Whatever the data contains, copy all of it exactly.

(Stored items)
---*---
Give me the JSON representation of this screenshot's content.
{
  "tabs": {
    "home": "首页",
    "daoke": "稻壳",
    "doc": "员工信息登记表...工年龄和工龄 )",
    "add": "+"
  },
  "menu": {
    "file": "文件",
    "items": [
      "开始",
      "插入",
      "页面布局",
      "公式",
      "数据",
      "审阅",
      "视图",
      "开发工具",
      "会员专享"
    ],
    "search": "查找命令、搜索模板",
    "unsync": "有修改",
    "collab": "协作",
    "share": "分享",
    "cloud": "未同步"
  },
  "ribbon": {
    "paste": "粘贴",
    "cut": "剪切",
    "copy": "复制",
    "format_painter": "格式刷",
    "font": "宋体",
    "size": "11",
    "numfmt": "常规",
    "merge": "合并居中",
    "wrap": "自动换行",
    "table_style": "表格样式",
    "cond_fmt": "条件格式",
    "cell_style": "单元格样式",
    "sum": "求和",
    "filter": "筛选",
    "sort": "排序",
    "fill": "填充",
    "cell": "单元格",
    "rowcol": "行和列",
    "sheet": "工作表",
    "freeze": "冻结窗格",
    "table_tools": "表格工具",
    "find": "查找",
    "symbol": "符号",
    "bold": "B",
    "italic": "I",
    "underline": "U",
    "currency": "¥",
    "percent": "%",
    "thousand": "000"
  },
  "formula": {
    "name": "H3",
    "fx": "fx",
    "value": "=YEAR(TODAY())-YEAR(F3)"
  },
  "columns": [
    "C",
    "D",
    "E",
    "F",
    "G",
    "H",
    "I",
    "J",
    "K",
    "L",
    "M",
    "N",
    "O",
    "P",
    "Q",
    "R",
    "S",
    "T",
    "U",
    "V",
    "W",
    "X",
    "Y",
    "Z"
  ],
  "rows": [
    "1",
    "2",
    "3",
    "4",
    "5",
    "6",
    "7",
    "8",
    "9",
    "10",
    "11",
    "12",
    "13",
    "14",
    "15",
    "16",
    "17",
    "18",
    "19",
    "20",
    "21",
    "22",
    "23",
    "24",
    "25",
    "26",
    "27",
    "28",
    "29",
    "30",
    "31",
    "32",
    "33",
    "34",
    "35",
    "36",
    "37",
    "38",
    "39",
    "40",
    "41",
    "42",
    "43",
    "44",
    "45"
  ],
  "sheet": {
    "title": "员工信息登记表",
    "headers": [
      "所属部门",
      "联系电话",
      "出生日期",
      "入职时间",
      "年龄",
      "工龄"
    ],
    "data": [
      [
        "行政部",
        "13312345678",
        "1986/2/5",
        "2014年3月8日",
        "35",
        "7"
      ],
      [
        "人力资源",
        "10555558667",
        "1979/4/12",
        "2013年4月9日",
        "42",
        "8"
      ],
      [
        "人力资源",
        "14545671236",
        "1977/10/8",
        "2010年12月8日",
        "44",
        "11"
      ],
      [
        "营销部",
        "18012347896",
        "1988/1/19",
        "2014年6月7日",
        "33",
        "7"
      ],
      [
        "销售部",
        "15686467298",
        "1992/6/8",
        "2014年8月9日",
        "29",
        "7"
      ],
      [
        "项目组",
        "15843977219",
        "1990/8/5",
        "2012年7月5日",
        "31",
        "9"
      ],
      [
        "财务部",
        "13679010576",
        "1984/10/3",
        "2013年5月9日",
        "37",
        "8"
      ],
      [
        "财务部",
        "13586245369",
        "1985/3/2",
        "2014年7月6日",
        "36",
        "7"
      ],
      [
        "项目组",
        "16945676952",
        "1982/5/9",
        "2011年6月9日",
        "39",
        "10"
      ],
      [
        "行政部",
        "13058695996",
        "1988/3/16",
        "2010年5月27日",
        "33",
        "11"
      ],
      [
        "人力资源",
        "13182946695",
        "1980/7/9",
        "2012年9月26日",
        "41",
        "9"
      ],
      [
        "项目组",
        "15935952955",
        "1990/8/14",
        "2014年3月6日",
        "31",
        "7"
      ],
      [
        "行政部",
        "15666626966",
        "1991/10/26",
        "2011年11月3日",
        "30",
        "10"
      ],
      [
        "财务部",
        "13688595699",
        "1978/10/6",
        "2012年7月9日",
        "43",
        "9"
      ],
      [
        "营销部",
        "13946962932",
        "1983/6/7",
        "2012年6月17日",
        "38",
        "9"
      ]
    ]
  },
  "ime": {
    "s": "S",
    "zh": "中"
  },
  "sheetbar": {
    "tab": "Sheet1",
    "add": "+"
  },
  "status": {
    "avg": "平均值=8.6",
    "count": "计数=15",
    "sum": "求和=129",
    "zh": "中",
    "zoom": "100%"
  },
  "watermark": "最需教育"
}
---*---
*Task output*:
Give me the JSON representation of this screenshot's content.
{
  "tabs": {
    "home": "首页",
    "daoke": "稻壳",
    "doc": "员工信息登记表...工年龄和工龄 )",
    "add": "+"
  },
  "menu": {
    "file": "文件",
    "items": [
      "开始",
      "插入",
      "页面布局",
      "公式",
      "数据",
      "审阅",
      "视图",
      "开发工具",
      "会员专享"
    ],
    "search": "查找命令、搜索模板",
    "unsync": "有修改",
    "collab": "协作",
    "share": "分享",
    "cloud": "未同步"
  },
  "ribbon": {
    "paste": "粘贴",
    "cut": "剪切",
    "copy": "复制",
    "format_painter": "格式刷",
    "font": "宋体",
    "size": "11",
    "numfmt": "常规",
    "merge": "合并居中",
    "wrap": "自动换行",
    "table_style": "表格样式",
    "cond_fmt": "条件格式",
    "cell_style": "单元格样式",
    "sum": "求和",
    "filter": "筛选",
    "sort": "排序",
    "fill": "填充",
    "cell": "单元格",
    "rowcol": "行和列",
    "sheet": "工作表",
    "freeze": "冻结窗格",
    "table_tools": "表格工具",
    "find": "查找",
    "symbol": "符号",
    "bold": "B",
    "italic": "I",
    "underline": "U",
    "currency": "¥",
    "percent": "%",
    "thousand": "000"
  },
  "formula": {
    "name": "H3",
    "fx": "fx",
    "value": "=YEAR(TODAY())-YEAR(F3)"
  },
  "columns": [
    "C",
    "D",
    "E",
    "F",
    "G",
    "H",
    "I",
    "J",
    "K",
    "L",
    "M",
    "N",
    "O",
    "P",
    "Q",
    "R",
    "S",
    "T",
    "U",
    "V",
    "W",
    "X",
    "Y",
    "Z"
  ],
  "rows": [
    "1",
    "2",
    "3",
    "4",
    "5",
    "6",
    "7",
    "8",
    "9",
    "10",
    "11",
    "12",
    "13",
    "14",
    "15",
    "16",
    "17",
    "18",
    "19",
    "20",
    "21",
    "22",
    "23",
    "24",
    "25",
    "26",
    "27",
    "28",
    "29",
    "30",
    "31",
    "32",
    "33",
    "34",
    "35",
    "36",
    "37",
    "38",
    "39",
    "40",
    "41",
    "42",
    "43",
    "44",
    "45"
  ],
  "sheet": {
    "title": "员工信息登记表",
    "headers": [
      "所属部门",
      "联系电话",
      "出生日期",
      "入职时间",
      "年龄",
      "工龄"
    ],
    "data": [
      [
        "行政部",
        "13312345678",
        "1986/2/5",
        "2014年3月8日",
        "35",
        "7"
      ],
      [
        "人力资源",
        "10555558667",
        "1979/4/12",
        "2013年4月9日",
        "42",
        "8"
      ],
      [
        "人力资源",
        "14545671236",
        "1977/10/8",
        "2010年12月8日",
        "44",
        "11"
      ],
      [
        "营销部",
        "18012347896",
        "1988/1/19",
        "2014年6月7日",
        "33",
        "7"
      ],
      [
        "销售部",
        "15686467298",
        "1992/6/8",
        "2014年8月9日",
        "29",
        "7"
      ],
      [
        "项目组",
        "15843977219",
        "1990/8/5",
        "2012年7月5日",
        "31",
        "9"
      ],
      [
        "财务部",
        "13679010576",
        "1984/10/3",
        "2013年5月9日",
        "37",
        "8"
      ],
      [
        "财务部",
        "13586245369",
        "1985/3/2",
        "2014年7月6日",
        "36",
        "7"
      ],
      [
        "项目组",
        "16945676952",
        "1982/5/9",
        "2011年6月9日",
        "39",
        "10"
      ],
      [
        "行政部",
        "13058695996",
        "1988/3/16",
        "2010年5月27日",
        "33",
        "11"
      ],
      [
        "人力资源",
        "13182946695",
        "1980/7/9",
        "2012年9月26日",
        "41",
        "9"
      ],
      [
        "项目组",
        "15935952955",
        "1990/8/14",
        "2014年3月6日",
        "31",
        "7"
      ],
      [
        "行政部",
        "15666626966",
        "1991/10/26",
        "2011年11月3日",
        "30",
        "10"
      ],
      [
        "财务部",
        "13688595699",
        "1978/10/6",
        "2012年7月9日",
        "43",
        "9"
      ],
      [
        "营销部",
        "13946962932",
        "1983/6/7",
        "2012年6月17日",
        "38",
        "9"
      ]
    ]
  },
  "ime": {
    "s": "S",
    "zh": "中"
  },
  "sheetbar": {
    "tab": "Sheet1",
    "add": "+"
  },
  "status": {
    "avg": "平均值=8.6",
    "count": "计数=15",
    "sum": "求和=129",
    "zh": "中",
    "zoom": "100%"
  },
  "watermark": "最需教育"
}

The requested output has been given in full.